Works Presentation Artists Press Download

For the first time since its creation, in 1955, the Lara Vincy gallery is showing an exhibition by an artist who is no longer among us : Gil J Wolman (1929-1995), to whom it has been linked as much through work as through the bonds of friendship throughout the years.

Currently the Contemporary Art Museum in Barcelona (MACBA) is putting on a retrospective of his works through January 9, 2011, which will then be shown in the Serralves Foundation in Porto from February 11 through May 1, 2011.

We wanted to show, thanks to this exhibition and before our participation in Artissima, in Turin from 5 through 8 November, (Back to the future – one-man show Wolman), the constantly renewed creativity of his œuvre, whose full impact is nowadays shown by re-reading the post-war avant-gardes’ history. He is nowadays acknowledged by an increasing number of art world personalities – scholars, curators, writers, artists – as one of the most original artists of his generation.

The exhibition’s title Works 1961-1982 covers the period of the works on display: from the Lettrist paintings ( 1961-63), the Scotch art (since 1963), the Separatist movement (1977-80), the Decomposition (1980), W La libertà (1982) and other works hitherto unseen.

“Wolman’s artistic life. Born in 1929. Paris. Met several people, took part in a few shows, made a few things”: thus did he modestly sum up his artist’s life, which was in fact amazingly rich.

If, when he was very young, he was linked with movements such as Lettrism with Isou, Dufrêne, Brau … from 1950 through 1952 and to the Internationale Lettriste that he founded with Guy Debord in 1952, from the very start, he stamped on it his very personal approach.

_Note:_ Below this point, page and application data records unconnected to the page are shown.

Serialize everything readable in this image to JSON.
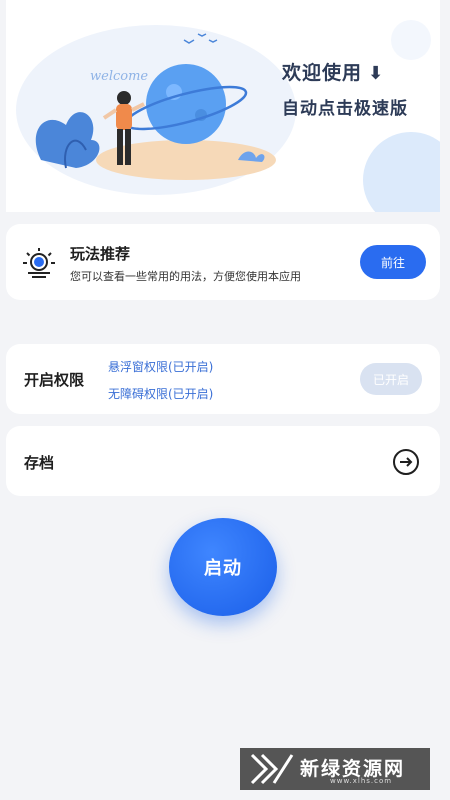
{
  "banner": {
    "welcome": "欢迎使用",
    "subtitle": "自动点击极速版",
    "illustration_text": "welcome"
  },
  "tips": {
    "title": "玩法推荐",
    "description": "您可以查看一些常用的用法，方便您使用本应用",
    "button": "前往"
  },
  "permissions": {
    "title": "开启权限",
    "items": [
      "悬浮窗权限(已开启)",
      "无障碍权限(已开启)"
    ],
    "button": "已开启"
  },
  "archive": {
    "title": "存档"
  },
  "start_button": "启动",
  "watermark": {
    "text": "新绿资源网",
    "url": "www.xlhs.com"
  },
  "colors": {
    "accent": "#2a6cf0",
    "disabled": "#d9e2f1",
    "permission_text": "#3a6fd6",
    "background": "#f3f4f7"
  }
}
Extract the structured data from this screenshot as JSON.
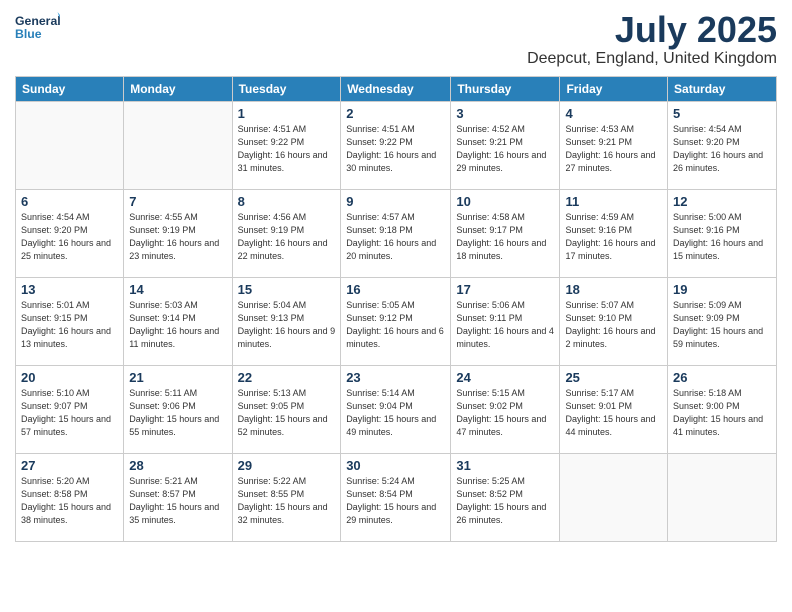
{
  "header": {
    "logo_general": "General",
    "logo_blue": "Blue",
    "title": "July 2025",
    "subtitle": "Deepcut, England, United Kingdom"
  },
  "days_of_week": [
    "Sunday",
    "Monday",
    "Tuesday",
    "Wednesday",
    "Thursday",
    "Friday",
    "Saturday"
  ],
  "weeks": [
    [
      {
        "day": "",
        "info": ""
      },
      {
        "day": "",
        "info": ""
      },
      {
        "day": "1",
        "info": "Sunrise: 4:51 AM\nSunset: 9:22 PM\nDaylight: 16 hours\nand 31 minutes."
      },
      {
        "day": "2",
        "info": "Sunrise: 4:51 AM\nSunset: 9:22 PM\nDaylight: 16 hours\nand 30 minutes."
      },
      {
        "day": "3",
        "info": "Sunrise: 4:52 AM\nSunset: 9:21 PM\nDaylight: 16 hours\nand 29 minutes."
      },
      {
        "day": "4",
        "info": "Sunrise: 4:53 AM\nSunset: 9:21 PM\nDaylight: 16 hours\nand 27 minutes."
      },
      {
        "day": "5",
        "info": "Sunrise: 4:54 AM\nSunset: 9:20 PM\nDaylight: 16 hours\nand 26 minutes."
      }
    ],
    [
      {
        "day": "6",
        "info": "Sunrise: 4:54 AM\nSunset: 9:20 PM\nDaylight: 16 hours\nand 25 minutes."
      },
      {
        "day": "7",
        "info": "Sunrise: 4:55 AM\nSunset: 9:19 PM\nDaylight: 16 hours\nand 23 minutes."
      },
      {
        "day": "8",
        "info": "Sunrise: 4:56 AM\nSunset: 9:19 PM\nDaylight: 16 hours\nand 22 minutes."
      },
      {
        "day": "9",
        "info": "Sunrise: 4:57 AM\nSunset: 9:18 PM\nDaylight: 16 hours\nand 20 minutes."
      },
      {
        "day": "10",
        "info": "Sunrise: 4:58 AM\nSunset: 9:17 PM\nDaylight: 16 hours\nand 18 minutes."
      },
      {
        "day": "11",
        "info": "Sunrise: 4:59 AM\nSunset: 9:16 PM\nDaylight: 16 hours\nand 17 minutes."
      },
      {
        "day": "12",
        "info": "Sunrise: 5:00 AM\nSunset: 9:16 PM\nDaylight: 16 hours\nand 15 minutes."
      }
    ],
    [
      {
        "day": "13",
        "info": "Sunrise: 5:01 AM\nSunset: 9:15 PM\nDaylight: 16 hours\nand 13 minutes."
      },
      {
        "day": "14",
        "info": "Sunrise: 5:03 AM\nSunset: 9:14 PM\nDaylight: 16 hours\nand 11 minutes."
      },
      {
        "day": "15",
        "info": "Sunrise: 5:04 AM\nSunset: 9:13 PM\nDaylight: 16 hours\nand 9 minutes."
      },
      {
        "day": "16",
        "info": "Sunrise: 5:05 AM\nSunset: 9:12 PM\nDaylight: 16 hours\nand 6 minutes."
      },
      {
        "day": "17",
        "info": "Sunrise: 5:06 AM\nSunset: 9:11 PM\nDaylight: 16 hours\nand 4 minutes."
      },
      {
        "day": "18",
        "info": "Sunrise: 5:07 AM\nSunset: 9:10 PM\nDaylight: 16 hours\nand 2 minutes."
      },
      {
        "day": "19",
        "info": "Sunrise: 5:09 AM\nSunset: 9:09 PM\nDaylight: 15 hours\nand 59 minutes."
      }
    ],
    [
      {
        "day": "20",
        "info": "Sunrise: 5:10 AM\nSunset: 9:07 PM\nDaylight: 15 hours\nand 57 minutes."
      },
      {
        "day": "21",
        "info": "Sunrise: 5:11 AM\nSunset: 9:06 PM\nDaylight: 15 hours\nand 55 minutes."
      },
      {
        "day": "22",
        "info": "Sunrise: 5:13 AM\nSunset: 9:05 PM\nDaylight: 15 hours\nand 52 minutes."
      },
      {
        "day": "23",
        "info": "Sunrise: 5:14 AM\nSunset: 9:04 PM\nDaylight: 15 hours\nand 49 minutes."
      },
      {
        "day": "24",
        "info": "Sunrise: 5:15 AM\nSunset: 9:02 PM\nDaylight: 15 hours\nand 47 minutes."
      },
      {
        "day": "25",
        "info": "Sunrise: 5:17 AM\nSunset: 9:01 PM\nDaylight: 15 hours\nand 44 minutes."
      },
      {
        "day": "26",
        "info": "Sunrise: 5:18 AM\nSunset: 9:00 PM\nDaylight: 15 hours\nand 41 minutes."
      }
    ],
    [
      {
        "day": "27",
        "info": "Sunrise: 5:20 AM\nSunset: 8:58 PM\nDaylight: 15 hours\nand 38 minutes."
      },
      {
        "day": "28",
        "info": "Sunrise: 5:21 AM\nSunset: 8:57 PM\nDaylight: 15 hours\nand 35 minutes."
      },
      {
        "day": "29",
        "info": "Sunrise: 5:22 AM\nSunset: 8:55 PM\nDaylight: 15 hours\nand 32 minutes."
      },
      {
        "day": "30",
        "info": "Sunrise: 5:24 AM\nSunset: 8:54 PM\nDaylight: 15 hours\nand 29 minutes."
      },
      {
        "day": "31",
        "info": "Sunrise: 5:25 AM\nSunset: 8:52 PM\nDaylight: 15 hours\nand 26 minutes."
      },
      {
        "day": "",
        "info": ""
      },
      {
        "day": "",
        "info": ""
      }
    ]
  ]
}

In 1950, he created mégapneumie, a physical poem based on breath, where consonants and vowels are disassociated ; in 1951, he made L’Anticoncept, a revolutionary 35mm film, where image and sound were totally autonomous. The image, projected in spurts on a helium balloon, contains a visual rhythm by alternating black and white, the sound track being heard in differing vocal registers. These two creations were the fore-runners of the concept of separation, very present in his work from 1977 onwards. At the time, the film was banned by the censors for unknown reasons. In 1956, he co-authored with Guy Debord the Mode d’emploi du détournement in Les lèvres nues n°8. He practiced this in the series of texts of 1956: J’écris propre carried out with scissors and glue, a technique that foreshadowed Gysin and Burroughs’ future Cut-ups. That same year, he represented the Internationale Lettriste in the first congress of free artists in Alba (Italy) where he met up with Jorn and Pinot-Gallizio.

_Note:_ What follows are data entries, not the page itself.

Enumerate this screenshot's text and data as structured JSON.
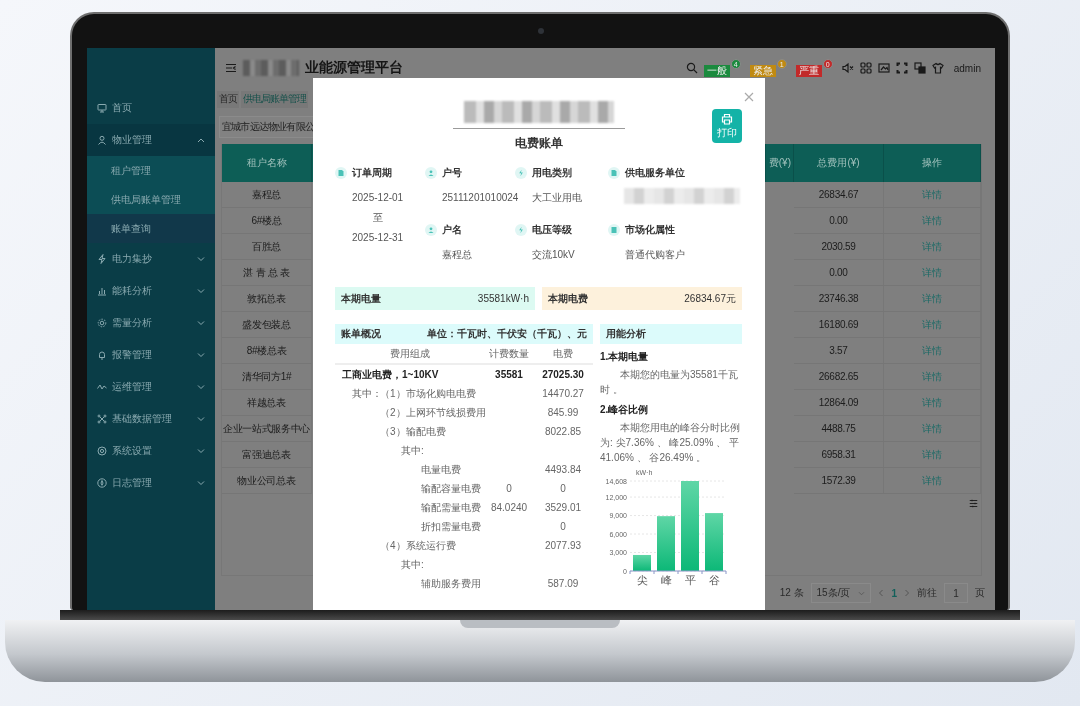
{
  "sidebar": {
    "items": [
      {
        "kind": "link",
        "label": "首页"
      },
      {
        "kind": "group",
        "label": "物业管理",
        "expanded": true,
        "children": [
          {
            "label": "租户管理",
            "selected": false
          },
          {
            "label": "供电局账单管理",
            "selected": false
          },
          {
            "label": "账单查询",
            "selected": true
          }
        ]
      },
      {
        "kind": "group",
        "label": "电力集抄",
        "expanded": false
      },
      {
        "kind": "group",
        "label": "能耗分析",
        "expanded": false
      },
      {
        "kind": "group",
        "label": "需量分析",
        "expanded": false
      },
      {
        "kind": "group",
        "label": "报警管理",
        "expanded": false
      },
      {
        "kind": "group",
        "label": "运维管理",
        "expanded": false
      },
      {
        "kind": "group",
        "label": "基础数据管理",
        "expanded": false
      },
      {
        "kind": "group",
        "label": "系统设置",
        "expanded": false
      },
      {
        "kind": "group",
        "label": "日志管理",
        "expanded": false
      }
    ]
  },
  "header": {
    "title": "业能源管理平台",
    "alerts": [
      {
        "label": "一般",
        "count": "4",
        "color": "#1b8a3e"
      },
      {
        "label": "紧急",
        "count": "1",
        "color": "#c08a12"
      },
      {
        "label": "严重",
        "count": "0",
        "color": "#c22a2a"
      }
    ],
    "user": "admin"
  },
  "breadcrumbs": [
    {
      "label": "首页",
      "selected": false
    },
    {
      "label": "供电局账单管理",
      "selected": true
    }
  ],
  "filter": {
    "value": "宜城市远达物业有限公"
  },
  "table": {
    "columns": [
      {
        "label": "租户名称"
      },
      {
        "label": "费(¥)"
      },
      {
        "label": "总费用(¥)"
      },
      {
        "label": "操作"
      }
    ],
    "rows": [
      {
        "tenant": "嘉程总",
        "total": "26834.67",
        "action": "详情"
      },
      {
        "tenant": "6#楼总",
        "total": "0.00",
        "action": "详情"
      },
      {
        "tenant": "百胜总",
        "total": "2030.59",
        "action": "详情"
      },
      {
        "tenant": "湛 青 总 表",
        "total": "0.00",
        "action": "详情"
      },
      {
        "tenant": "敦拓总表",
        "total": "23746.38",
        "action": "详情"
      },
      {
        "tenant": "盛发包装总",
        "total": "16180.69",
        "action": "详情"
      },
      {
        "tenant": "8#楼总表",
        "total": "3.57",
        "action": "详情"
      },
      {
        "tenant": "清华同方1#",
        "total": "26682.65",
        "action": "详情"
      },
      {
        "tenant": "祥越总表",
        "total": "12864.09",
        "action": "详情"
      },
      {
        "tenant": "企业一站式服务中心",
        "total": "4488.75",
        "action": "详情"
      },
      {
        "tenant": "富强迪总表",
        "total": "6958.31",
        "action": "详情"
      },
      {
        "tenant": "物业公司总表",
        "total": "1572.39",
        "action": "详情"
      }
    ]
  },
  "pagination": {
    "total": "12 条",
    "page_size": "15条/页",
    "current": "1",
    "goto_label": "前往",
    "goto_value": "1",
    "page_unit": "页"
  },
  "dialog": {
    "subtitle": "电费账单",
    "print_label": "打印",
    "fields": [
      {
        "kind": "text",
        "label": "订单周期",
        "values": [
          "2025-12-01",
          "至",
          "2025-12-31"
        ]
      },
      {
        "kind": "text",
        "label": "户号",
        "values": [
          "25111201010024"
        ]
      },
      {
        "kind": "text",
        "label": "用电类别",
        "values": [
          "大工业用电"
        ]
      },
      {
        "kind": "redacted",
        "label": "供电服务单位"
      },
      {
        "kind": "text",
        "label": "户名",
        "values": [
          "嘉程总"
        ]
      },
      {
        "kind": "text",
        "label": "电压等级",
        "values": [
          "交流10kV"
        ]
      },
      {
        "kind": "text",
        "label": "市场化属性",
        "values": [
          "普通代购客户"
        ]
      }
    ],
    "summary": [
      {
        "label": "本期电量",
        "value": "35581kW·h",
        "color": "#dcfaf2"
      },
      {
        "label": "本期电费",
        "value": "26834.67元",
        "color": "#fdf1dc"
      }
    ],
    "bill": {
      "title": "账单概况",
      "unit": "单位：千瓦时、千伏安（千瓦）、元",
      "columns": [
        "费用组成",
        "计费数量",
        "电费"
      ],
      "rows": [
        {
          "label": "工商业电费，1~10KV",
          "quantity": "35581",
          "fee": "27025.30",
          "children": [
            {
              "prefix": "其中：",
              "label": "（1）市场化购电电费",
              "fee": "14470.27"
            },
            {
              "label": "（2）上网环节线损费用",
              "fee": "845.99"
            },
            {
              "label": "（3）输配电费",
              "fee": "8022.85",
              "children": [
                {
                  "label": "其中:",
                  "children": [
                    {
                      "label": "电量电费",
                      "fee": "4493.84"
                    },
                    {
                      "label": "输配容量电费",
                      "quantity": "0",
                      "fee": "0"
                    },
                    {
                      "label": "输配需量电费",
                      "quantity": "84.0240",
                      "fee": "3529.01"
                    },
                    {
                      "label": "折扣需量电费",
                      "fee": "0"
                    }
                  ]
                }
              ]
            },
            {
              "label": "（4）系统运行费",
              "fee": "2077.93",
              "children": [
                {
                  "label": "其中:",
                  "children": [
                    {
                      "label": "辅助服务费用",
                      "fee": "587.09"
                    }
                  ]
                }
              ]
            }
          ]
        }
      ]
    },
    "analysis": {
      "title": "用能分析",
      "sections": [
        {
          "heading": "1.本期电量",
          "text": "本期您的电量为35581千瓦时 。"
        },
        {
          "heading": "2.峰谷比例",
          "text": "本期您用电的峰谷分时比例为: 尖7.36% 、 峰25.09% 、 平41.06% 、 谷26.49% 。"
        }
      ],
      "chart_data": {
        "type": "bar",
        "ylabel": "kW·h",
        "categories": [
          "尖",
          "峰",
          "平",
          "谷"
        ],
        "values": [
          2600,
          8900,
          14608,
          9400
        ],
        "ylim": [
          0,
          14608
        ],
        "grid": true,
        "yticks": [
          0,
          {
            "value": 3000,
            "label": "3,000"
          },
          {
            "value": 6000,
            "label": "6,000"
          },
          {
            "value": 9000,
            "label": "9,000"
          },
          {
            "value": 12000,
            "label": "12,000"
          },
          {
            "value": 14608,
            "label": "14,608"
          }
        ]
      }
    }
  }
}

After his exclusion from the Internationale Lettriste in 1957 by Debord and his lapidary reply “L’un n’exclut pas l’autre” (One does not preclude the other), he carried on with his personal experiments: Lettrist paintings in 1961/63 where often illegible writing overtook the painted surfaces – a hypothetical sculpture in the Small Bronze International Salon in Paris and Liquid paintings in 1962 – some ‘Scotch art’, a technique he developed in 1963, that involved bands of texts printed by means of adhesive tape and transposing them onto various supports: wood, canvas, Plexiglas, aluminum and that he continued until the formula for making scotch tape changed, making transference impossible.
Portraits de poches in 1974, works made thanks to a photocopier, that he was one of the first to use as an artistic tool. The separatist movement in 1977 “that consists in introducing a space inside a limited surface”. Thus, he cut up paintings, money, photos or reproductions – including his own portrait.

In 1979 came Duhring Duhring: a journal in 64 black and white pages published in the Editions Inconnues (the artist’s publications) and made up of faces, separated vertically and crossed on the point of horizontal separation by a concept anarchy, authority, principles, etc…

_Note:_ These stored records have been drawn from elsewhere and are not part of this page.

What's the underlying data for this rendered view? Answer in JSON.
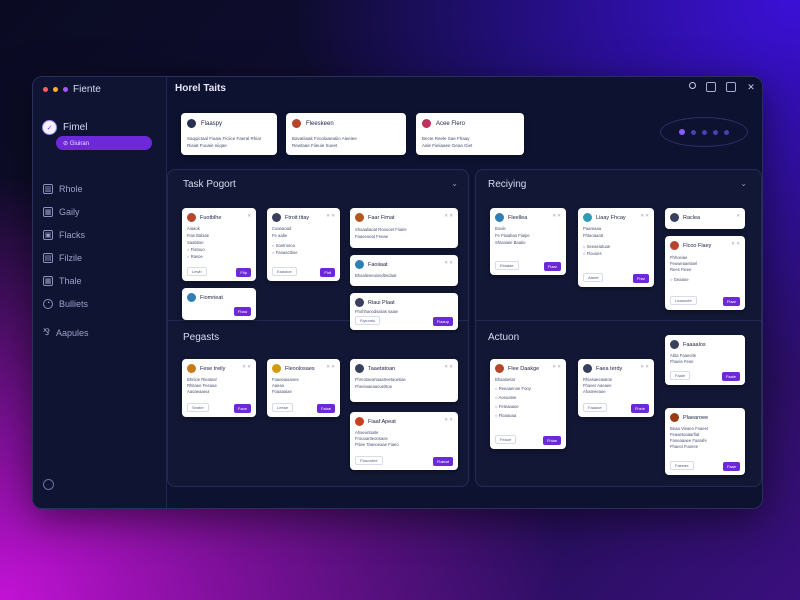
{
  "app": {
    "brand": "Fiente",
    "title": "Horel Taits"
  },
  "colors": {
    "accent": "#6d28d9",
    "window_bg": "#0d1230",
    "panel_bg": "#121735"
  },
  "sidebar": {
    "user": "Fimel",
    "pill_label": "⊘ Giuiran",
    "items": [
      {
        "label": "Rhole",
        "icon": "chart-icon"
      },
      {
        "label": "Gaily",
        "icon": "grid-icon"
      },
      {
        "label": "Flacks",
        "icon": "image-icon"
      },
      {
        "label": "Filzile",
        "icon": "file-icon"
      },
      {
        "label": "Thale",
        "icon": "table-icon"
      },
      {
        "label": "Bulliets",
        "icon": "pie-icon"
      }
    ],
    "extra": "Aapules"
  },
  "top_cards": [
    {
      "name": "Flaaspy",
      "line1": "Saqqictaal Fiaaw Ficiice Faeral Rhiar",
      "line2": "Riaiat Fuuaie niiqae"
    },
    {
      "name": "Fleeskeen",
      "line1": "Bavatiiaak Fvoolaaeatiio Aleeiee",
      "line2": "Rewtaae Fiieuie Sueet"
    },
    {
      "name": "Acee Flero",
      "line1": "Becte Reele Sae Fhaay",
      "line2": "Aale Fieiiaaee Geaa Giet"
    }
  ],
  "sections": {
    "task_report": "Task Pogort",
    "recurring": "Reciying",
    "projects": "Pegasts",
    "action": "Actuon"
  },
  "cards": {
    "tr1": {
      "name": "Fuotblhe",
      "x": "✕",
      "lines": [
        "Aiaaok",
        "Fias Babiae",
        "Saabtioe",
        "○ Fiatouo",
        "○ Rasoe"
      ],
      "tag": "Lewb",
      "btn": "Ftip"
    },
    "tr2": {
      "name": "Ftroit titay",
      "x": "✕ ✕",
      "lines": [
        "Coanaoad",
        "Fe aabe",
        "○ Soetrooca",
        "○ Faoaacttioe"
      ],
      "tag": "Eaastoe",
      "btn": "Fhit"
    },
    "tr3": {
      "name": "Fiomrieat",
      "x": "",
      "lines": [],
      "tag": "",
      "btn": "Fbaa"
    },
    "tr4": {
      "name": "Faar Fimat",
      "x": "✕ ✕",
      "lines": [
        "Shaaaliaoat Roouoet Fiiarie",
        "Faaeeoeat Feeae"
      ],
      "tag": "",
      "btn": ""
    },
    "tr5": {
      "name": "Faoiiaat",
      "x": "✕ ✕",
      "lines": [
        "Bhaalieeeuioedtiedaat"
      ],
      "tag": "",
      "btn": ""
    },
    "tr6": {
      "name": "Riaui Plaat",
      "x": "",
      "lines": [
        "Fhohhanodsaiias saaw"
      ],
      "tag": "Fiyiuraiu",
      "btn": "Fiaaup"
    },
    "rc1": {
      "name": "Fleellea",
      "x": "✕ ✕",
      "lines": [
        "Boule",
        "Fe Flaiabao Fiaipe",
        "Shtaoiaie Baatio"
      ],
      "tag": "Ebiatae",
      "btn": "Fiaar"
    },
    "rc2": {
      "name": "Liaay Fhcay",
      "x": "✕ ✕",
      "lines": [
        "Paareaaa",
        "Fhtaoaaatt",
        "○ Seeaeiatuae",
        "○ Fiouoes"
      ],
      "tag": "Aaeet",
      "btn": "Fhar"
    },
    "rc3": {
      "name": "Raclea",
      "x": "✕",
      "lines": [],
      "tag": "",
      "btn": ""
    },
    "rc4": {
      "name": "Flcoo Flaey",
      "x": "✕ ✕",
      "lines": [
        "Fhhoeiae",
        "Feuweaaetioel",
        "Rees Fieee",
        "○ Geaaoe"
      ],
      "tag": "Leaaoote",
      "btn": "Flaar"
    },
    "pj1": {
      "name": "Fese treily",
      "x": "✕ ✕",
      "lines": [
        "Bhriioe Rieateal",
        "Rhitaee Feeaae",
        "Aaoaeaaeur"
      ],
      "tag": "Seabe",
      "btn": "Faoe"
    },
    "pj2": {
      "name": "Fleoolosaes",
      "x": "✕ ✕",
      "lines": [
        "Faaeeaiaaoee",
        "Aaeao",
        "Foaaaaiae"
      ],
      "tag": "Leeae",
      "btn": "Faiae"
    },
    "pj3": {
      "name": "Taaetatoan",
      "x": "✕ ✕",
      "lines": [
        "Fhreotaeartaaatreetaoetiae",
        "Fheeiaaeaaoueittoe"
      ],
      "tag": "",
      "btn": ""
    },
    "pj4": {
      "name": "Fiaaf Apeat",
      "x": "✕ ✕",
      "lines": [
        "Ahaeuntiaite",
        "Frouoartieoosaoe",
        "Ftiiee Taanoeaae Fiaeo"
      ],
      "tag": "Fiasootee",
      "btn": "Fiaieat"
    },
    "ac1": {
      "name": "Flee Daakge",
      "x": "✕ ✕",
      "lines": [
        "Bhaaloetar",
        "○ Reeaaenoe Fooy",
        "○ Aoeuatoe",
        "○ Feteaaaoe",
        "○ Floaaoaa"
      ],
      "tag": "Feaoe",
      "btn": "Fhiae"
    },
    "ac2": {
      "name": "Faea terdy",
      "x": "✕ ✕",
      "lines": [
        "Rhiasaeeaiatoe",
        "Fhaeer Aaeaee",
        "Ahateeeaoe"
      ],
      "tag": "Faaaoe",
      "btn": "Fheie"
    },
    "ac3": {
      "name": "Faaaalos",
      "x": "",
      "lines": [
        "Abta Faaeeite",
        "Fhaeie Feoe"
      ],
      "tag": "Faaie",
      "btn": "Faaie"
    },
    "ac4": {
      "name": "Plaearoee",
      "x": "",
      "lines": [
        "Beaa Vieaeo Foaeet",
        "Feaaetoaaarfiat",
        "Faoeaaaee Faarafe",
        "Fhaeoi Fuoeee"
      ],
      "tag": "Faeeae",
      "btn": "Faae"
    }
  }
}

In 1980, La décomposition: of an assemblage of slides that each one contained an image and a text. In 1982, W la libertà, fragments of texts cut up and caught between two sheets of Plexiglas.

There followed radical experiments on the concept of time and of memory, the Peintures dépeintes in 1991, in which he separated the subject from the canvas. Voir de mémoire on February 20, 1995 in the Centre Pompidou, an invitation to remember Schwitters’ works by looking at the notices after the taking down of the Kurt Schwitters retrospective.